(Records drawn from a dataset)
== Segment start ==

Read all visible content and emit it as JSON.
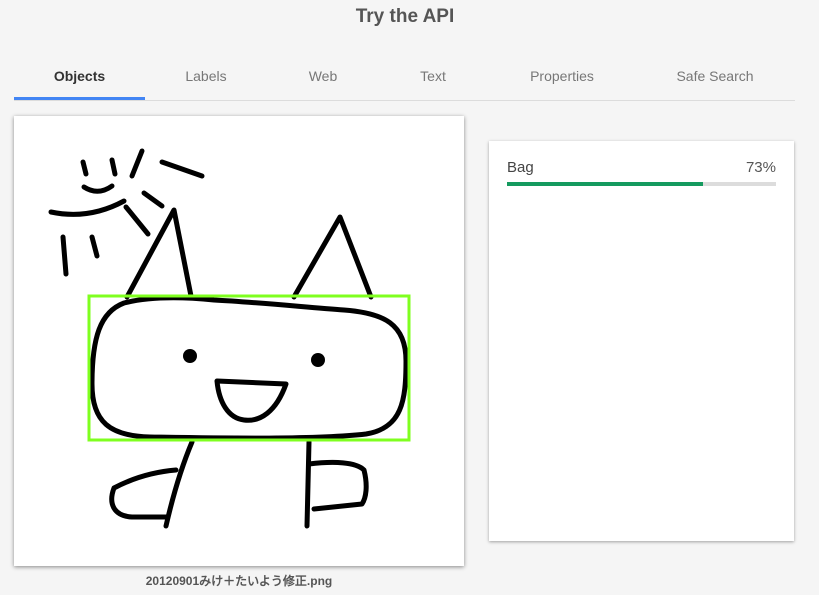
{
  "header": {
    "title": "Try the API"
  },
  "tabs": [
    {
      "label": "Objects",
      "active": true
    },
    {
      "label": "Labels",
      "active": false
    },
    {
      "label": "Web",
      "active": false
    },
    {
      "label": "Text",
      "active": false
    },
    {
      "label": "Properties",
      "active": false
    },
    {
      "label": "Safe Search",
      "active": false
    }
  ],
  "image": {
    "filename": "20120901みけ＋たいよう修正.png",
    "box_color": "#7fff1f"
  },
  "results": [
    {
      "label": "Bag",
      "score": "73%",
      "fraction": 0.73,
      "bar_color": "#159a5f"
    }
  ]
}
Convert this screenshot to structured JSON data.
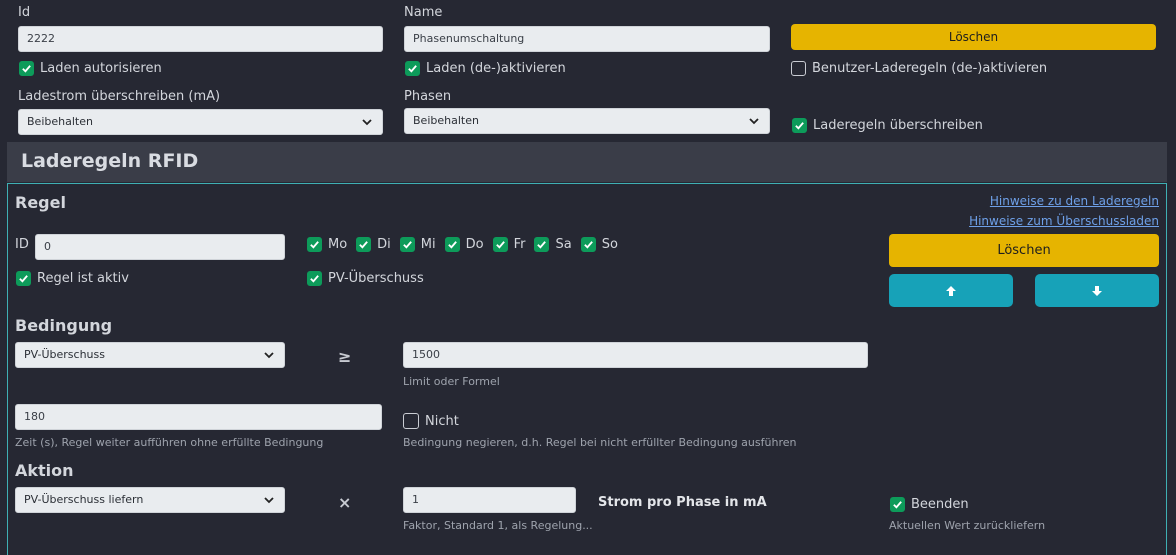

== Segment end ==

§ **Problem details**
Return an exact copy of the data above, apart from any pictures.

§ **Result of this exercise**
Read all visible content and emit it as JSON.
{
  "header": {
    "title": "Try the API"
  },
  "tabs": [
    {
      "label": "Objects",
      "active": true
    },
    {
      "label": "Labels",
      "active": false
    },
    {
      "label": "Web",
      "active": false
    },
    {
      "label": "Text",
      "active": false
    },
    {
      "label": "Properties",
      "active": false
    },
    {
      "label": "Safe Search",
      "active": false
    }
  ],
  "image": {
    "filename": "20120901みけ＋たいよう修正.png",
    "box_color": "#7fff1f"
  },
  "results": [
    {
      "label": "Bag",
      "score": "73%",
      "fraction": 0.73,
      "bar_color": "#159a5f"
    }
  ]
}
Convert this screenshot to structured JSON data.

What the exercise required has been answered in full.